Thousands of people have strengthened their skills to identify deceptions and myths about migration, thanks to IOM campaigns
Migrants or people intending to migrate have had the opportunity to participate in community activities to reflect on the risks and alternatives of irregular migration, thanks to the communication for development campaigns implemented by the International Organization for Migration in 2021.
Under the principle that collectively built campaigns can help generate behavioral changes, 12 communities in 6 countries designed and now disseminate information campaigns that were adapted to the local context according to their particularities and needs. These campaigns are not satisfied with simply launching messages in mass media or social networks but have implemented community activities as a key element to trigger action.
"Think Twice" is the name of the campaign active in Mexico, Guatemala, Honduras, El Salvador and Panama. It focuses on teaching people to identify the risks of scams related to migration, study and job offers.
"Integrating youth in the construction and dissemination of the campaign in La Chorrera is fundamental to strengthen knowledge and decision making, allowing this type of campaign to be more effective in motivating us to use reliable sources for making decisions and to avoid becoming a victim of human trafficking," explained Dennis Carranza one of the young people who participated in the creation of Piénsalo 2 Veces in Panama.
Civil organizations have also been very important in the dissemination process. In Mexico, for example, the key alliance with Consejo Ciudadano has made it possible to have a national human trafficking hotline to report cases of labor exploitation, whereas in Guatemala, strategic alliances with organizations such as Chispa Rural have made it possible for prevention messages to reach people in border communities. This outreach has been enhanced by the translation of campaign materials into Mayan languages.
Beyond traditional activities such as talks and workshops, the campaigns seek to reach out to communities in other ways.

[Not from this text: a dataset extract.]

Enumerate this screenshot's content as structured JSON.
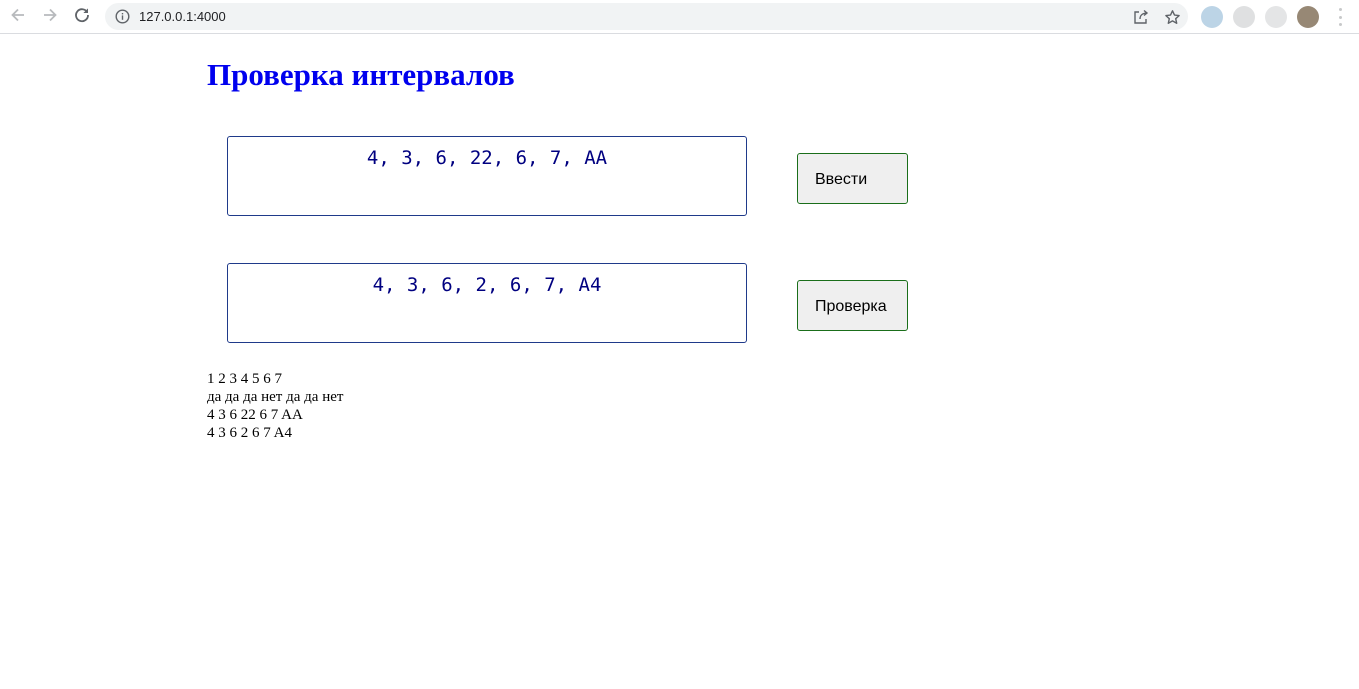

Communication teams from Mexico and El Salvador, for example, have led successful community mural design processes reflecting the migrant experience and the multicultural character of border communities.
“I liked it, because it was a piece of myself”, expressed Jose Luis, one of the Central American youngsters who participated in the creation of the mural in the Los Laureles market, in Tapachula. “I am leaving my mark in the part of the wall where I painted, and I’m proud of it, because the day I’m gone... I’ll know I left a footprint somewhere”.
In Honduras, the local communication team held the first edition of the Color Run, in El Progreso, an event that brought together 52 people in an outdoor rally with different stations. Participants worked in teams to solve questions and challenges with a migration theme. As they moved between stations, colorful paint was another obstacle to overcome.
This activity was led by young people who were already part of the campaign in Honduras. They completed a training process on migration in order to become ambassadors of Piénsalo 2 Veces and develop activities to communicate what they have learned to their peers. 63 people have already been certified in Panama and Honduras, which is essential to ensure the sustainability of the campaign in the future.
"This has been a wonderful process, I have gained a lot of knowledge and clarified many concepts that our society has distorted, such as that migration is not 'illegal,' but 'irregular,'" explained Dina Ordóñez, a young Honduran ambassador for Piénsalo 2 Veces. "Now we can provide the information that has been imparted to us in a more creative, more entertaining way, so that the young volunteers can empower themselves with this important information", she added.
On the other hand, in Costa Rica, the “Updated Papers” campaign focuses on debunking myths and fears about immigration regularization. It addresses people who could regularize their status due to their relationship with Costa Rican sons, daughters or spouses. Many migrants have not completed this procedure due to the lack of accurate information circulating about the regularization process. As a result, they are unable to access decent job opportunities and social services provided by the State.
In addition to outreach materials posted in the community and in digital media, a hotline has been set up and has received more than 400 queries in the last three months. There have also been community activities called 'Migramóviles', which bring migration counseling sessions directly to the communities. More than 200 people have approached these events to start their regularization process and finally have their papers up to date.
“Think Twice” and "Updated Papers” campaings will continue to be implemented throughout 2022. New communities will be integrated into the activities in all countries. If you would like to learn more or be part of the community efforts, please write to firstname.lastname@example.org.